PeerSpirit Newsletter – The Owl and the Tree
Dear Friends of PeerSpirit,
This month Christina and Ann share their thoughts about democracy, and how we can support and practice it in our daily lives.
Where is Democracy?
by Christina Baldwin and Ann Linnea
There is a vintage arcade game called “Whac-a-Mole,” that is played with a mallet and a tray of round plastic “mole heads” that the gamer is trying to force back underground. Like many carnival or arcade games, we’re guessing this one is pretty unwinnable. And folks who have played this game for real in their own yard or garden know that as soon as you close up one mole hole another one appears.
In American slang, the phrase, “I’m just whacking moles,” is an expression of futility. It means trying to solve problems that just keep popping up somewhere else, in some slightly different disguise. Trying to live with integrity in the US right now feels a lot like whacking moles: so many problems that just keep changing form and popping up again! We decided to take this concept and turn it into something positive.
So, we’re suggesting to view democracy itself as the “whac-a-mole:” you take it away in one place and it shows up somewhere else. If Washington DC isn’t practicing it, then where in Washington State can we support and practice democracy?
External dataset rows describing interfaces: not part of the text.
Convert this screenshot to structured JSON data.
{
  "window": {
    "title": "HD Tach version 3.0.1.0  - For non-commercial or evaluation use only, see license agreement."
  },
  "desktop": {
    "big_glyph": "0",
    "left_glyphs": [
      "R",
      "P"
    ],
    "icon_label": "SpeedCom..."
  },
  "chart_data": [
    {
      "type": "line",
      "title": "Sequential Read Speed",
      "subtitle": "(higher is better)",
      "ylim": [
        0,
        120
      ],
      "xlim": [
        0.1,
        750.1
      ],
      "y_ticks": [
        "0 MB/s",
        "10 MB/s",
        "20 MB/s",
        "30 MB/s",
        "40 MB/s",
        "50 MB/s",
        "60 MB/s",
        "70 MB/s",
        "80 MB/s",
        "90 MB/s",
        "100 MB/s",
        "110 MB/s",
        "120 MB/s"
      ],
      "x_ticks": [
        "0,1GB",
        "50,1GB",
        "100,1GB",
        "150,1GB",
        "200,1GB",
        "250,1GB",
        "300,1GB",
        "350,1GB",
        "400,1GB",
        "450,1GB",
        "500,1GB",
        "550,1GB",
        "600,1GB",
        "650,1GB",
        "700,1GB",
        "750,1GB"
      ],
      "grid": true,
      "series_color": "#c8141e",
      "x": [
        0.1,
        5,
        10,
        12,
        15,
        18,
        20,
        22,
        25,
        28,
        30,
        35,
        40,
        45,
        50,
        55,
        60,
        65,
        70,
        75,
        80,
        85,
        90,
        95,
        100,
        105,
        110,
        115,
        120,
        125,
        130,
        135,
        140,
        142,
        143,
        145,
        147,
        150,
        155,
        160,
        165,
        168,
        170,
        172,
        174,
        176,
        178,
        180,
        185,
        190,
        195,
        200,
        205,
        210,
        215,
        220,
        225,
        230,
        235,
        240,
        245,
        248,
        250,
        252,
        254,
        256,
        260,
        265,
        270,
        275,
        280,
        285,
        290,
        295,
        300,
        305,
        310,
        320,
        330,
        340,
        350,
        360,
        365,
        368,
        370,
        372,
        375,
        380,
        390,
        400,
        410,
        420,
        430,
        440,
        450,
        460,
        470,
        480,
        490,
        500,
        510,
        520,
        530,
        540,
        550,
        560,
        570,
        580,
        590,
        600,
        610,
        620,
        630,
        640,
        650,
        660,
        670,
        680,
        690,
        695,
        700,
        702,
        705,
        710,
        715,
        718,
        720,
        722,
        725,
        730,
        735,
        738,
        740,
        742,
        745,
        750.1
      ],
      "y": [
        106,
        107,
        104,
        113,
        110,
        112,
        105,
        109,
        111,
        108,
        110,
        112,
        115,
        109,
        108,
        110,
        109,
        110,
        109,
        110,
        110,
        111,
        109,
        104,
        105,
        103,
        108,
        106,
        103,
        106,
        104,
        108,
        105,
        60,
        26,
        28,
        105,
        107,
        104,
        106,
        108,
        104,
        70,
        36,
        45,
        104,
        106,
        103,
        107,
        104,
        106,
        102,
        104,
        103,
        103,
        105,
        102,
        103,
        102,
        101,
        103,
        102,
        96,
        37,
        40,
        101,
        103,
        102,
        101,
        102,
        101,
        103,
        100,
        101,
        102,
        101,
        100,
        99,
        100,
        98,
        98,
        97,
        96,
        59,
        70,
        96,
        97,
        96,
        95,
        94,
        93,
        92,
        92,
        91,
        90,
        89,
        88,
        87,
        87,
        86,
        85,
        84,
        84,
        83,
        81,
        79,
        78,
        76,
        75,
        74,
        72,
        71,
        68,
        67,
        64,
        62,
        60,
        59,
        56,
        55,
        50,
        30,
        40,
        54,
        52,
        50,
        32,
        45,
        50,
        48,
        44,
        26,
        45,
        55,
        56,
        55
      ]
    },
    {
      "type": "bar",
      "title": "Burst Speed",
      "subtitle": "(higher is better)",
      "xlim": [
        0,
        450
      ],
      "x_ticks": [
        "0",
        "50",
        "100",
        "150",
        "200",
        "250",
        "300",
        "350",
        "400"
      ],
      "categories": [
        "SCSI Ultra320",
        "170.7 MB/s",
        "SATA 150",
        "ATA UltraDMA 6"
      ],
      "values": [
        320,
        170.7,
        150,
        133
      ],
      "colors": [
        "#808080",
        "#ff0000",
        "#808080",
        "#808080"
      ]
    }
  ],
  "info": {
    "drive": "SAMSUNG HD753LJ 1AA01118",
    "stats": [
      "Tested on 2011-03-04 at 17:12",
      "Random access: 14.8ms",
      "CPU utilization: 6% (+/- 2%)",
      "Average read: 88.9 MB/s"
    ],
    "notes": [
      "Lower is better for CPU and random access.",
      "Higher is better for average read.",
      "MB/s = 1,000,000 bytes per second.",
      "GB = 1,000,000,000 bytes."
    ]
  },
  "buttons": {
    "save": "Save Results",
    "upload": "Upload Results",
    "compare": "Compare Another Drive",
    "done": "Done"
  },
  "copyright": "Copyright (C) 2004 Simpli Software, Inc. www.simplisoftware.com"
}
The word democracy comes from two Greek words: demos (people) and kratia (power). Democracy means power to, or within, the people – to let the people rule. To let the people govern themselves. Democracy emerged from an era of emperors and kings, popes and pontiffs, chieftains and warlords and has been evolving imperfectly ever since. Democracy is like a “mole.” It can be suppressed and driven underground, but it cannot be stopped. People want to have influence over their lives and they will find ways to exercise influence.
Demoskratia is energy, a spirit of collective determination, a willingness to engage, listen, collaborate, compromise, and most of all to work together toward common good. Okay – where in our life and in your life is that energy surviving, reviving, or thriving? Where does that energy need our help? How can our involvement in local meetings, civic groups, political campaigns, book clubs and social circles bring forward the precepts of democracy and remind people who we really are and what our real powers are?
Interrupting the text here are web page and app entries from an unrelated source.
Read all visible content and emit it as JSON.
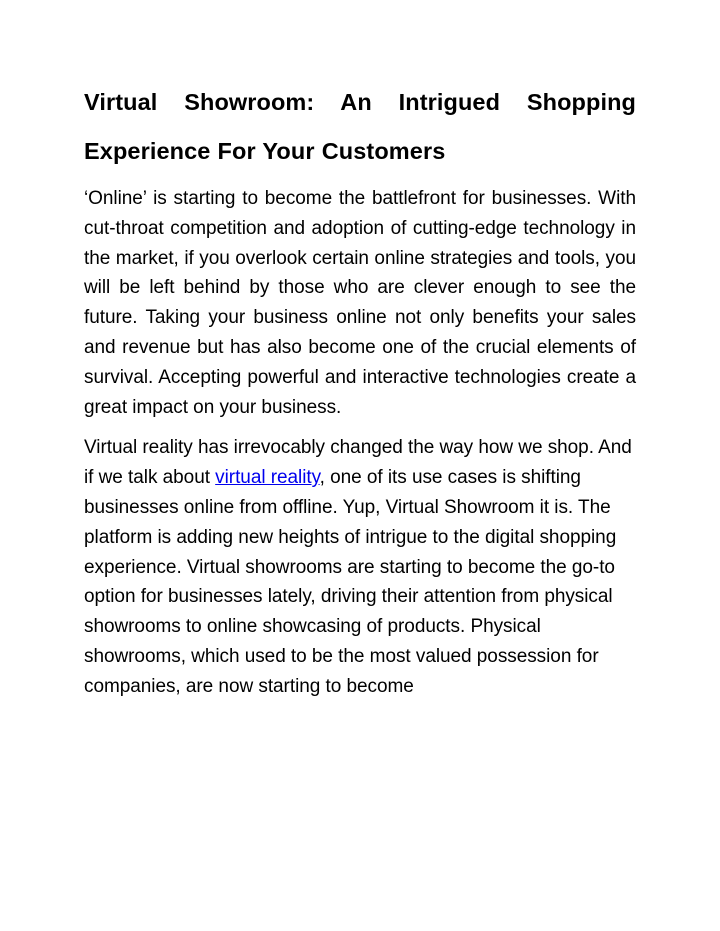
{
  "document": {
    "title": "Virtual Showroom: An Intrigued Shopping Experience For Your Customers",
    "background_color": "#ffffff",
    "text_color": "#000000",
    "link_color": "#0000ee",
    "paragraphs": [
      {
        "id": "paragraph-1",
        "alignment": "justified",
        "text": "‘Online’ is starting to become the battlefront for businesses. With cut-throat competition and adoption of cutting-edge technology in the market, if you overlook certain online strategies and tools, you will be left behind by those who are clever enough to see the future. Taking your business online not only benefits your sales and revenue but has also become one of the crucial elements of survival. Accepting powerful and interactive technologies create a great impact on your business."
      },
      {
        "id": "paragraph-2",
        "alignment": "left",
        "segments": {
          "before_link": "Virtual reality has irrevocably changed the way how we shop. And if we talk about ",
          "link_text": "virtual reality",
          "after_link": ", one of its use cases is shifting businesses online from offline. Yup, Virtual Showroom it is. The platform is adding new heights of intrigue to the digital shopping experience. Virtual showrooms are starting to become the go-to option for businesses lately, driving their attention from physical showrooms to online showcasing of products.  Physical showrooms, which used to be the most valued possession for companies, are now starting to become"
        }
      }
    ]
  }
}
Last month was the annual meeting of our 25-member homeowner association. We have both been on the board for several years, and this meeting was the culmination of Christina’s nine years of service as president. Ann has been serving as secretary and will complete her second term next year. The community association (acronym ARCA) is the government of our neighborhood. We are in charge of maintaining a shared well and water system, two stretches of private roadway that stem off county roads, and managing a shared beach access of gate/lock/stairs/bulkhead/and drainage outflow on the west-facing (storm receiving) side of Whidbey Island. We have economic, political, ethnic, and religious diversity to contend with and celebrate.
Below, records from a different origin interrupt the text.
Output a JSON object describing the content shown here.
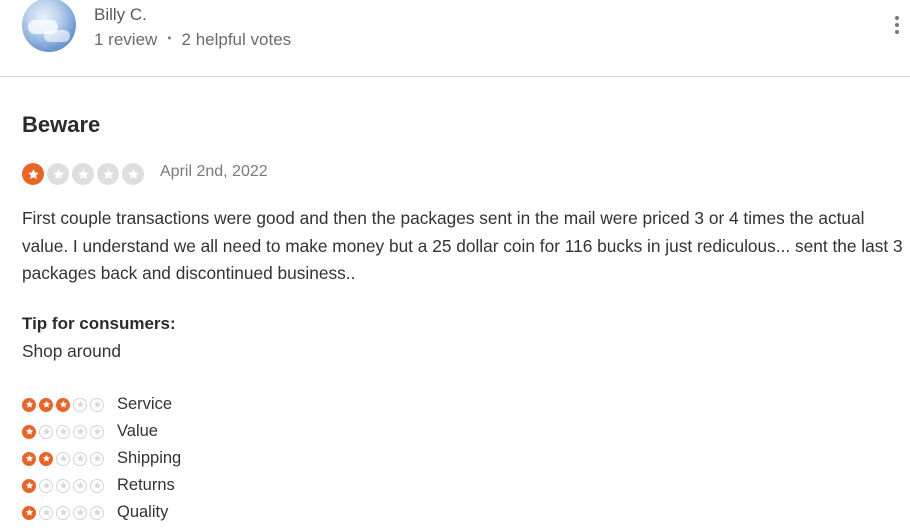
{
  "reviewer": {
    "name": "Billy C.",
    "review_count": "1 review",
    "separator": "•",
    "helpful_votes": "2 helpful votes"
  },
  "review": {
    "title": "Beware",
    "rating": 1,
    "max_rating": 5,
    "date": "April 2nd, 2022",
    "body": "First couple transactions were good and then the packages sent in the mail were priced 3 or 4 times the actual value. I understand we all need to make money but a 25 dollar coin for 116 bucks in just rediculous... sent the last 3 packages back and discontinued business..",
    "tip_label": "Tip for consumers:",
    "tip_text": "Shop around"
  },
  "sub_ratings": [
    {
      "label": "Service",
      "value": 3
    },
    {
      "label": "Value",
      "value": 1
    },
    {
      "label": "Shipping",
      "value": 2
    },
    {
      "label": "Returns",
      "value": 1
    },
    {
      "label": "Quality",
      "value": 1
    }
  ],
  "colors": {
    "star_filled": "#e8652a",
    "star_empty_large": "#dedede",
    "star_empty_small_border": "#d3d3d3"
  },
  "icons": {
    "avatar": "avatar-photo",
    "menu": "kebab-menu-icon",
    "star": "star-icon"
  }
}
In the past several years we have been stretched to practice democracy in order to make financial decisions that increased dues to improve our systems. In essence, we increased the “taxes” for living here. And the homeowners had to vote these increases, approve the work projects, and live with the decisions of the majority.
What we have learned:
Democracy is worth practicing. Democracy requires living in the tension of difficult conversations. It is worth hearing out neighbors who disagree so we can find points of longer lasting agreement. Many of us have lived here for decades – it is worth maintaining civility, and not burning bridges. Someone who was shouting at us three years ago (who probably doesn’t even remember doing so) was helping to stain the beach steps last summer.
Democracy is relational. People understand, or are willing to be educated to understand, that water usage is about “us” not “them” – that the management of water use for our gardens and our households is linked because we take care of a common well. This is easier because we are a small unit of democracy, but even large democracies must care about relationships if they are going to work over the long haul.
Democracy is intentional. Democracy is a craft, a social art form. We are the practitioners of this art-form and we practice democracy by never giving up our kratia – our power. There is always a point of empowerment. It may be minuscule, but it is a crack in the system where the light gets in.
And how interesting that the word democracy, that floats so freely off the tongues of those eroding it, actually means “power to the people.” Let’s be that kind of mole – that keeps popping up demanding what is ours! Our power, our communities, our institutions, our governments.